Longtime Interfaith Community Shelter Director Joe Jordan-Berenis died unexpectedly Sunday, the organization’s director of finance and development Beverly Kellam said.
Kellam on Monday said the cause of death was an “apparent brain bleed.”
Jordan-Berenis, deeply respected by many in Santa Fe’s homeless community, operated the shelter — also called Pete’s Place — for about seven years.
Jordan-Berenis, 75, had retired in April and moved to Rhinebeck, N.Y., to be closer to his daughter, who was expecting her first child, Kellam said. He had agreed 10 weeks after departing to continue directing the shelter’s operations after the organization struggled to find his successor.
His death came as a shock, said Kellam, adding that Jordan-Berenis was one of her best friends and one of the “kindest and most compassionate” people she’d ever known.
“Joe’s passing was devastating news — for the shelter, for the community and for me, personally,” Interfaith Community Shelter board chairman and volunteer Len Rand wrote in an email Monday. “He will be sorely missed as a capable advocate for the homeless and as a good friend. Joe was one of the truly good human beings it has been my honor to know.”
Jordan-Berenis’ career serving individuals experiencing homelessness began at an agency that grew out of the Woodstock Festival in New York in 1969, according to an announcement the shelter released when he retired. He joined Family of Woodstock in 1980, serving as a counselor program director and, ultimately, the organization’s executive director.
He once said the Family of Woodstock was based on a philosophy of being nonjudgemental and nondirective, “meaning you don’t tell people what to do, you offer them choices, and they decide.” He brought that philosophy with him to the Interfaith shelter.
In a My View published in The New Mexican in February, Guy Gronquist wrote Jordan-Berenis remained calm but firm.
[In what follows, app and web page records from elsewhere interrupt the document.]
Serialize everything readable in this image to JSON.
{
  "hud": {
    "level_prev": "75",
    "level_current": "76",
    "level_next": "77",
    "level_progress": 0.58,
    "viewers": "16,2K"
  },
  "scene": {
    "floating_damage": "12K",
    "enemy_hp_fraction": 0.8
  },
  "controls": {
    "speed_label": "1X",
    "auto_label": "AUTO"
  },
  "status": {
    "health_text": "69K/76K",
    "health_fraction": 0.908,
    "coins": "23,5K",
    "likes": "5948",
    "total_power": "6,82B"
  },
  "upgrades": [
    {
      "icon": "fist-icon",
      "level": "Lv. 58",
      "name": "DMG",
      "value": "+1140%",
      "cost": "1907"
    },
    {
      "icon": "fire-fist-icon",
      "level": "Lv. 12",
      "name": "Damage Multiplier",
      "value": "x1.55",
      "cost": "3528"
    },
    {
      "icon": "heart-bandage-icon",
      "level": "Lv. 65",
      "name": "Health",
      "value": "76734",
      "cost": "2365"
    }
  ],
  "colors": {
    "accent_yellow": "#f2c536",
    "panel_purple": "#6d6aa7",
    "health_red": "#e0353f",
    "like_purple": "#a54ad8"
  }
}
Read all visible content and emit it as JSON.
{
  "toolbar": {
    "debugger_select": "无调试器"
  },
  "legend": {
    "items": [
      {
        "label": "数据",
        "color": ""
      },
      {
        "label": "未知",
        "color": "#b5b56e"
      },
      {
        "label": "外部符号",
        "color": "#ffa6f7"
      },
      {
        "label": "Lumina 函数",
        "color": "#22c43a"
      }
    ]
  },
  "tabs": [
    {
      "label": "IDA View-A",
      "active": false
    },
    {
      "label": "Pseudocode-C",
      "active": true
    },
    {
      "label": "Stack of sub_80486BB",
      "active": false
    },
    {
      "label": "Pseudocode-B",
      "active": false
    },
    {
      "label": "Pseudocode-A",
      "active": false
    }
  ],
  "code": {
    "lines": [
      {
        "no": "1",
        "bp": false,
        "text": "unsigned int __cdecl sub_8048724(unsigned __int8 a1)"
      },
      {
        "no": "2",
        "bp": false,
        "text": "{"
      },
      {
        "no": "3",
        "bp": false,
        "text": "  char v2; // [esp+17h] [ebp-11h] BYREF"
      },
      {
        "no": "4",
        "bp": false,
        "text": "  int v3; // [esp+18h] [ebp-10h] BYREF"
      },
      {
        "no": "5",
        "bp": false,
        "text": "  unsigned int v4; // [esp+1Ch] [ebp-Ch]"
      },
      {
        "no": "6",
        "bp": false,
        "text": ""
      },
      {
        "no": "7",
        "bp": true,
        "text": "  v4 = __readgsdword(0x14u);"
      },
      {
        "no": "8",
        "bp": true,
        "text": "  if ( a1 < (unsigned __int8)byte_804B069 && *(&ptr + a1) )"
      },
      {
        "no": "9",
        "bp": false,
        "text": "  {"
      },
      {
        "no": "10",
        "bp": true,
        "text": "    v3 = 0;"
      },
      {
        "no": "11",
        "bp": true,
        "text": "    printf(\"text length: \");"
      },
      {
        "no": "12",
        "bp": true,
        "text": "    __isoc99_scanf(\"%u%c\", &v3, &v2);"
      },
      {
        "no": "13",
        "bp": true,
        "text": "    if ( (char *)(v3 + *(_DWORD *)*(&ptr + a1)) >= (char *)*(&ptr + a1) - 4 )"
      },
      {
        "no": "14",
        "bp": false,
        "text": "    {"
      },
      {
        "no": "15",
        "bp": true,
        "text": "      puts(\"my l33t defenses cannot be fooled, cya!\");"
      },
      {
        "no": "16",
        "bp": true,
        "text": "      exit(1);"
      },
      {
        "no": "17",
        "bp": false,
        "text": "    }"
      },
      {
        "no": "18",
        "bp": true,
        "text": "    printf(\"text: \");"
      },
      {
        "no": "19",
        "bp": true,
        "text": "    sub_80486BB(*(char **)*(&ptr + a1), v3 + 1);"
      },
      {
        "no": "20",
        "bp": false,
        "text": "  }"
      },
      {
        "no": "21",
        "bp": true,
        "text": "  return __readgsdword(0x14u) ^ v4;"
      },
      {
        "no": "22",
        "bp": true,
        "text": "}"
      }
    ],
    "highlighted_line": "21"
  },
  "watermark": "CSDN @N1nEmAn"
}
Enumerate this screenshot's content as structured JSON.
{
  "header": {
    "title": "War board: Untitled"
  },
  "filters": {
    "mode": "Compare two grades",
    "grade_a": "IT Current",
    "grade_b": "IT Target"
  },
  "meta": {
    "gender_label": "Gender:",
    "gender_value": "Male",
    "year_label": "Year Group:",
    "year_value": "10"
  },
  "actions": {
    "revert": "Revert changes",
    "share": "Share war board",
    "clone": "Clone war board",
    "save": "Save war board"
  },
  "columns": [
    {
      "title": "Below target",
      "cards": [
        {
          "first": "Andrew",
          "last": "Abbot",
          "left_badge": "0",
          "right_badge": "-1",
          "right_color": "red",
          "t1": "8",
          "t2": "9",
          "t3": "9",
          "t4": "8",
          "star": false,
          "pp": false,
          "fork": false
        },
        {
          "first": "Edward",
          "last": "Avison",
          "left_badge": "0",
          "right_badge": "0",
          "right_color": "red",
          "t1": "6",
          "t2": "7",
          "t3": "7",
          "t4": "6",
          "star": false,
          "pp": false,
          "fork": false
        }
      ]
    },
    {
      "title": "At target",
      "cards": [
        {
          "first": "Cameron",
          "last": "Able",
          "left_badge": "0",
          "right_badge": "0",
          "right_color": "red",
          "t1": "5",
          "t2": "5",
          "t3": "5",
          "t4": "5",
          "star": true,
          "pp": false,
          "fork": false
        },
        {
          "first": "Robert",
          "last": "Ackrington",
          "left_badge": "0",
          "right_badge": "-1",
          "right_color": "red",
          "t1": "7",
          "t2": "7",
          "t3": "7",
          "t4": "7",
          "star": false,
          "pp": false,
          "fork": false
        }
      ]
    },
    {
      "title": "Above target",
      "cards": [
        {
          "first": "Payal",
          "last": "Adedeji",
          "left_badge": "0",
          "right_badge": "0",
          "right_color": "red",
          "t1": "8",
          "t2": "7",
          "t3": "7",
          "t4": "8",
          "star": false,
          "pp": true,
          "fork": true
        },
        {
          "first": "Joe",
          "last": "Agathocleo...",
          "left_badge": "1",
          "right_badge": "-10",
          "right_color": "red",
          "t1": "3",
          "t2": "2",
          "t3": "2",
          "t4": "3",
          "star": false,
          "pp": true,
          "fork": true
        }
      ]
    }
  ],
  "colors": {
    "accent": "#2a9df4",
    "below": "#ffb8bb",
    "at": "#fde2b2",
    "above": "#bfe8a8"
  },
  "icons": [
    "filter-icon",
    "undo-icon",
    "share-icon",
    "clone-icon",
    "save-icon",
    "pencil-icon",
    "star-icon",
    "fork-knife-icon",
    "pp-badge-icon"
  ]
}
“His mantra remains to treat everyone with respect and to meet them where they are,” Gronquist wrote. “He is compassionate, fair and even-handed.”
Some of the dozen or so people waiting outside the gate for the shelter to open Monday knew Jordan-Berenis by name and remembered him as someone who truly listened to them.
“He was a very good human being,” said Jose Rodriguez, 34, who said he’s been getting assistance with food and shelter from Pete’s Place for about three years. “He was very kind to all of us. He helped us out with food and clothes. It seemed like he cared about us, which is rare for the homeless.”
Interfaith Shelter case manager Clinton Herring said Jordan-Berenis turned the shelter from a dangerous place into one that was loving and safe and was a role model for him and others who work with “a very difficult population.”
“I never saw him lose his temper or get angry,” Herring said Monday, before pausing to answer a call from Kellam about how things were going at the shelter.
The pain of losing their friend was evident in both their voices.
“We’re not falling apart here,” Herring assured Kellam, “just inside.”
Jordan-Berenis’ family could not be reached for comment or information on funeral services late Monday.